Service at BLT Steak was smooth and solicitous, belying the stereotype of apathetic or worse South Beach service. Though it was quiet for a Friday night, sometimes those slow service nights seem to trigger a certain inertia in the staff. Not true here. The servers cooperated in taking care of tables, the manager stopped by mid-meal to check on us, and the sommelier complimented us on the selection of the Graillot. It's not often that somebody notices and comments favorably on a wine from the low end of the list's price range.

So what's the point? I suppose there are a few. (1) overall, I had very pleasant meals at both Bern's and BLT Steakhouse; (2) despite both being "steakhouses," they are quite different places, with their own strengths and weaknesses, and perhaps it's too simplistic to simply lump all the "steakhouses" together; (3) despite my prejudices against steakhouses and even moreso those that are imported satellites, Bern's steaks and wine list alone are worth the visit, and BLT Steak is doing enough right to be worth checking out again - if for no other reason than the chicken liver mousse and popovers.

Bern's Steak House
1208 S. Howard Avenue
Tampa, FL 33606

Bern's Steak House on Urbanspoon

BLT Steak
1440 Ocean Drive
Miami Beach, FL 33139

BLT Steak on Urbanspoon
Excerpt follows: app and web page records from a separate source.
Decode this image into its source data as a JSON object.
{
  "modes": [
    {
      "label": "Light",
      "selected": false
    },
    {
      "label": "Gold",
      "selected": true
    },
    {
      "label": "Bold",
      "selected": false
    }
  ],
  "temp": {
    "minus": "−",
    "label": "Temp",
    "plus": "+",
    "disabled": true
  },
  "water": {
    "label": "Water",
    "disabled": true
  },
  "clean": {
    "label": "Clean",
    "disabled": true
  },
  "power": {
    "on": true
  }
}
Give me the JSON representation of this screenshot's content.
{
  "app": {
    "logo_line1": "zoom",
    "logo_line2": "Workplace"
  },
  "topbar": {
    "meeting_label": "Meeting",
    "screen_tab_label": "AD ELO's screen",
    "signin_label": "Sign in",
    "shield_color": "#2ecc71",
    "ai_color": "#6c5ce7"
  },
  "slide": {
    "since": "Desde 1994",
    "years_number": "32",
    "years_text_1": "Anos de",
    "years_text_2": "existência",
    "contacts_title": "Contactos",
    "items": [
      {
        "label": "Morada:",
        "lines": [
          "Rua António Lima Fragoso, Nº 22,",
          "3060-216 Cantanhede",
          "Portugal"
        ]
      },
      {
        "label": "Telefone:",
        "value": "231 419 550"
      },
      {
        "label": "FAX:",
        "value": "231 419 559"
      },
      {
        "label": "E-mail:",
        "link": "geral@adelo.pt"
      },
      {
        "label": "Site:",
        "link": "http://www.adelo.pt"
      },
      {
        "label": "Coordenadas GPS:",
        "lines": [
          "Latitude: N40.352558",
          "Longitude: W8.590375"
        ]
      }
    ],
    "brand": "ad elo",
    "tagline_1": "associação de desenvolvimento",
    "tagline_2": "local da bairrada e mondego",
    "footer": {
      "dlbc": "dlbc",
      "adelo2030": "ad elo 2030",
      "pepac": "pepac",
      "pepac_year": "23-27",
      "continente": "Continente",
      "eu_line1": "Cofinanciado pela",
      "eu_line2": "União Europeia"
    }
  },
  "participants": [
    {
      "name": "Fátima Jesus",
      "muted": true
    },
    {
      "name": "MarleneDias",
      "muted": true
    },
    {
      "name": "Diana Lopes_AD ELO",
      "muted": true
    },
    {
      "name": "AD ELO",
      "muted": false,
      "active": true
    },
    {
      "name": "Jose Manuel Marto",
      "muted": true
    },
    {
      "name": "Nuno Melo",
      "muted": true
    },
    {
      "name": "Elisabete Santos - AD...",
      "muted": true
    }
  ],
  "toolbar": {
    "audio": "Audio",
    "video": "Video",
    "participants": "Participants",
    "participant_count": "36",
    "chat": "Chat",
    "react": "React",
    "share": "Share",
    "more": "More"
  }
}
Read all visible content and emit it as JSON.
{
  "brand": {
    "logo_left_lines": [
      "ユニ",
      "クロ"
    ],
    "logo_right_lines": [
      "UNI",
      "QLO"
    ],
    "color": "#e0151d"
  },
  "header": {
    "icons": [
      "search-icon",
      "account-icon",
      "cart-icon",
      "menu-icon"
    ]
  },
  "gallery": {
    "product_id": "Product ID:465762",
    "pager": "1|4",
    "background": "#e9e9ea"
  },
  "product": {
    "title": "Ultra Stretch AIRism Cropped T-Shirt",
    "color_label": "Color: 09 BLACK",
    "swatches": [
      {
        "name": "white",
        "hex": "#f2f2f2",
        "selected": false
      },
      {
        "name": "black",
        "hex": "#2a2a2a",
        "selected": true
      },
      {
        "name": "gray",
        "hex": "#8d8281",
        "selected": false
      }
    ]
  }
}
[1]In fact, there are now more steakhouses in Miami Beach than there are Starbucks. The Starbucks locator shows 9 stores in Miami Beach. Steakhouses? BLT Steak; Fogo de Chao; Gotham Steak; Parilla Liberty; Outback Steakhouse; Prime One Twelve; Rare Steakhouse; Red; Shula's; Smith & Wollensky; Texas de Brazil = 11. And that's not even counting recently closed Kobe Club and Tuscan Steak, or soon-to-open STK.

[2]Regular readers will know I don't think there is any such thing as a "molecular gastronomy restaurant" and hopefully the use of techniques such as foams in an old-guard restaurant like Bern's helps prove the point.

[3]One oddity of Bern's is that the bill includes a 12% service charge "to be given to your waiter in lieu of salary," with a note that "The option of a gratuity for fine service, of course, is yours." I frankly had no idea what to make of this rather ambiguous notation, and added about another 10% to the bill as tip - in addition to the glass or so I left behind of the Ridge zin my server had recommended.